*EXERCISE PROMPT*
Below are records; how many of their lines contain "name"? Answer with only the number.

Website and app data records:
= Beginning of Section =

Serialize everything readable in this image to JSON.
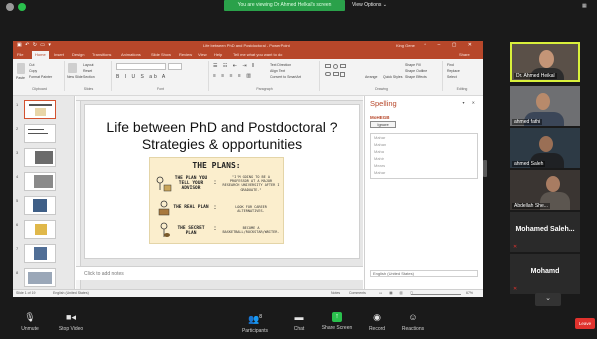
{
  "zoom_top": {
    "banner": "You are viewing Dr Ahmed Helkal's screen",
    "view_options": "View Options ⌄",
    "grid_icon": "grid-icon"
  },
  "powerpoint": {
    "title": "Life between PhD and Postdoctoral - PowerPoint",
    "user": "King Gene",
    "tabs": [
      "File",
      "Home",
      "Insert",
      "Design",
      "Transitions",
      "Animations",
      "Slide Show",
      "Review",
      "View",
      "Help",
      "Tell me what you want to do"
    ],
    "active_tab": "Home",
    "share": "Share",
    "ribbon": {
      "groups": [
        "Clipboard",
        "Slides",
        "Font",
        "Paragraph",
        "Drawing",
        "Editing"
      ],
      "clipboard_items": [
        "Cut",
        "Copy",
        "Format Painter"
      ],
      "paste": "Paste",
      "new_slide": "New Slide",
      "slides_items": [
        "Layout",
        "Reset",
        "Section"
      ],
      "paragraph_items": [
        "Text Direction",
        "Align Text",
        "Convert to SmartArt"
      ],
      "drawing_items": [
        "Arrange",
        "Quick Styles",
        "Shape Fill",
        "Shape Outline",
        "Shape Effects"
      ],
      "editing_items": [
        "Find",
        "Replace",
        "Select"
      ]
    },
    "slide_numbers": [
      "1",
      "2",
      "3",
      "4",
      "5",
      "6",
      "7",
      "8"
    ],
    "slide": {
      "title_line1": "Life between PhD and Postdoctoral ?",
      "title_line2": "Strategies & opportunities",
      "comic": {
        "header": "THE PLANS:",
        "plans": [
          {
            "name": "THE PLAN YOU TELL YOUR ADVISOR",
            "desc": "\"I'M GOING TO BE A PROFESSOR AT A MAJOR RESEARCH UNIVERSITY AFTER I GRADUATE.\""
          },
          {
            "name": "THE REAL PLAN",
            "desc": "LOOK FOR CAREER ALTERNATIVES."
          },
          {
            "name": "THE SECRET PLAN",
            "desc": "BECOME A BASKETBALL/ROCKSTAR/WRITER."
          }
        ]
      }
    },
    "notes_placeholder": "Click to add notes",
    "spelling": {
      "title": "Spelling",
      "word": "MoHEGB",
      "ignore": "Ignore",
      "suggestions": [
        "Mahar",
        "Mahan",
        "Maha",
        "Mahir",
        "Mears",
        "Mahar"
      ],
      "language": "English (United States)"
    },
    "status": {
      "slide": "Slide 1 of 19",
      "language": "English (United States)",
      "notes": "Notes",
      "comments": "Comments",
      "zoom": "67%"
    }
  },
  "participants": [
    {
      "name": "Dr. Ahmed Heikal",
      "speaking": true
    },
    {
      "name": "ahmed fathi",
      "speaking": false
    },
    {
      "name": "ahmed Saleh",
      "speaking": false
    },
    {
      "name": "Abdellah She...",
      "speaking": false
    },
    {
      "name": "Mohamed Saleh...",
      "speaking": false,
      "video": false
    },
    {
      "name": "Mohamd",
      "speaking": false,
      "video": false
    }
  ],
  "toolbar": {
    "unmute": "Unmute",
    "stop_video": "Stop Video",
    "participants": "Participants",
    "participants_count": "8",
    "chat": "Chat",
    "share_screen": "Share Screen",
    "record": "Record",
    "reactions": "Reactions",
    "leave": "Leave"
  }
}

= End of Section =

*YOUR SOLUTION*
9